“December came, and with it the end of fall, and the morning air turned cold. No change in the barns, just white frost covering their roofs. The world moved on as always.”
Mood altering and possessive, here in the long-awaited work of Lee Chang-Dong is a mystery stuck at the borders of “passive martyrs and agents of triumph” (Film Comment Magazine). A mesmerizing work of isolation and attachment — the inconsolable reality that we are creatures left alone even in the midst of company. As the “dance of the Great hunger” to Miles Davis emerges at the border of a society driven by repression and another by existentialism, we find a female form extending herself to the sun setting colors of a dying cosmic phenomenon in the airing spaces of her consolation. Chang-Dong explains the scene well: “I chose to set it at dusk, between day and night. That as well as the location just on the border reflects the mystery of this movie, the uncertain line between truth and lies, the real and the false.” As Sheila O’Malley (Roger Ebert) explains well: “a world of fluctuating and amorphous borders, invisible yet pressing in on the characters.”

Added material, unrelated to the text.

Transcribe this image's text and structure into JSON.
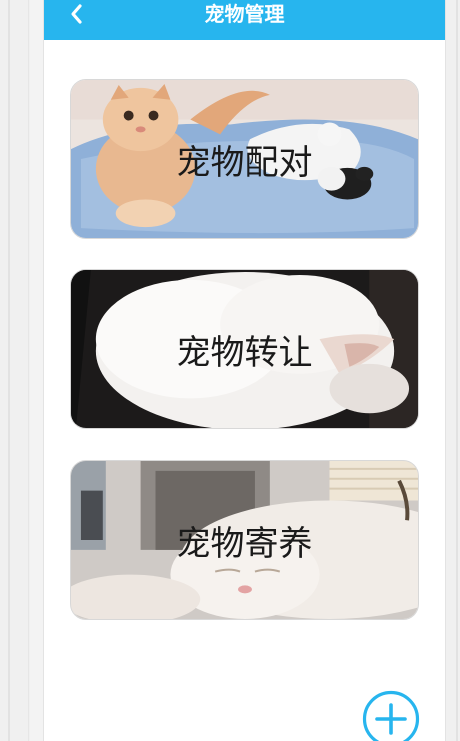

Ben (Steven Yeun) is the embodiment of the Great Gatsby lost generation of wealth shrouded by mystery and terror. As Murakami (Barn Burning) described him: “young man who’s a riddle . . . you have no idea what he does, really, but he never seems to be hurting for money.” Peter Debruge (Variety) is probably wrong that the film’s success “will depend largely on one’s capacity to identify with the unspoken but strongly conveyed sense of jealousy and frustration its lower-class protagonist feels, coupled with a need to impose some sense of order on events beyond our control.” To me, the heart of the film is the social dynamic and mystery surrounding Yeun’s almost sociopathic lethargy. Like Jep in the Sorrentino’s masterpiece (The Great Beauty), it almost feels like Yeun has covered the basis of worldly sought impulses and instead of cynicism and retreat, he turns to a more sinister form of stimulation.
Lee Jong-Su is the striving romantic who falls along the wayside in search for the purpose in his passions. “[H]azy . . . with strange relationships, missing figures, blank spaces,” a likely embodiment of a lost youth movement in the Korean milieu.
Jong-seo Jeon is the prisoner of her own magic, slowly unpeeling the tangerine of her mind, hoping that the audience remains suspended to the reality that the tangerine was never there. The sensation the Murakami describes in describing the Tangerine Peeling is the sensation you get watching Burning:
. . . if you see it with your own eyes for ten or twenty minutes (almost without thinking, she kept on performing it) gradually the sense of reality is sucked right out of everything around you.
Persistent in its drawing, the film lends the audience a little slack before returning to its proverbial gallows for the finishing blow. The ending is rich with ambiguity and yet there remains a sense that ambiguity is the only form of catharsis that the character inhabit. A sobering piece of self-reflection with cultural education and rich, depth and beauty becoming of the source material (Faulkner, Murakami).
For all of its strengths, the ending fell daftly out of sync with the pacing established. Scott Marks (San Diego Reader) really nails this: “for a film that tires so hard to subvert standard methods of storytelling, the action that climaxes the film comes as a cheat, a commercial concession of the lowest order.” Indeed, the anticipation of some semblance of resolution after indicative strokes of suspicion would have been best left alone given the alternative. As such, I agree with Anthony Lane (New Yorker): “I would have lopped off the final scene, which I simply didn’t believe in, and which, if anything, resolves too much.”
Remarking well on the state and quality of contemporary Korean cinema as a product of “operatic violence,” “relentless momentum,” and “exposing social ills and critiquing inequalities,” Inkoo Kang (Slate) describes Burning with fine precision: “unsettlingly tense for much of its runtime, but its greatest accomplishment is its portrait of youthful alienation, and what can happen when individuals are unable to ever connect.” As more and more filmmakers run the gauntlet of fear in losing the audience with films that run over two-hours, this year has some glimpses of promise with Roma, First Man, and Burning that the quality of longer films is worth the few moments of testing the audience’s patience. If these films get rewarded, others will follow suit and hopefully we too can restore the semblance of movie watching purity that we desperately need in our world of insatiable materialism, hi-tech distractions, and mindless entertainment consumption.
Burning is a rare film that has an indelible cover of magic that haunts you long after you leave the theatre. Andrew Chan (Film Comment: PRINT) describes the qualities of Lee Chang-Dong craftsmanship in creating “melodramas with sharp teeth and irresistible momentum.” In short, a director worth the investment.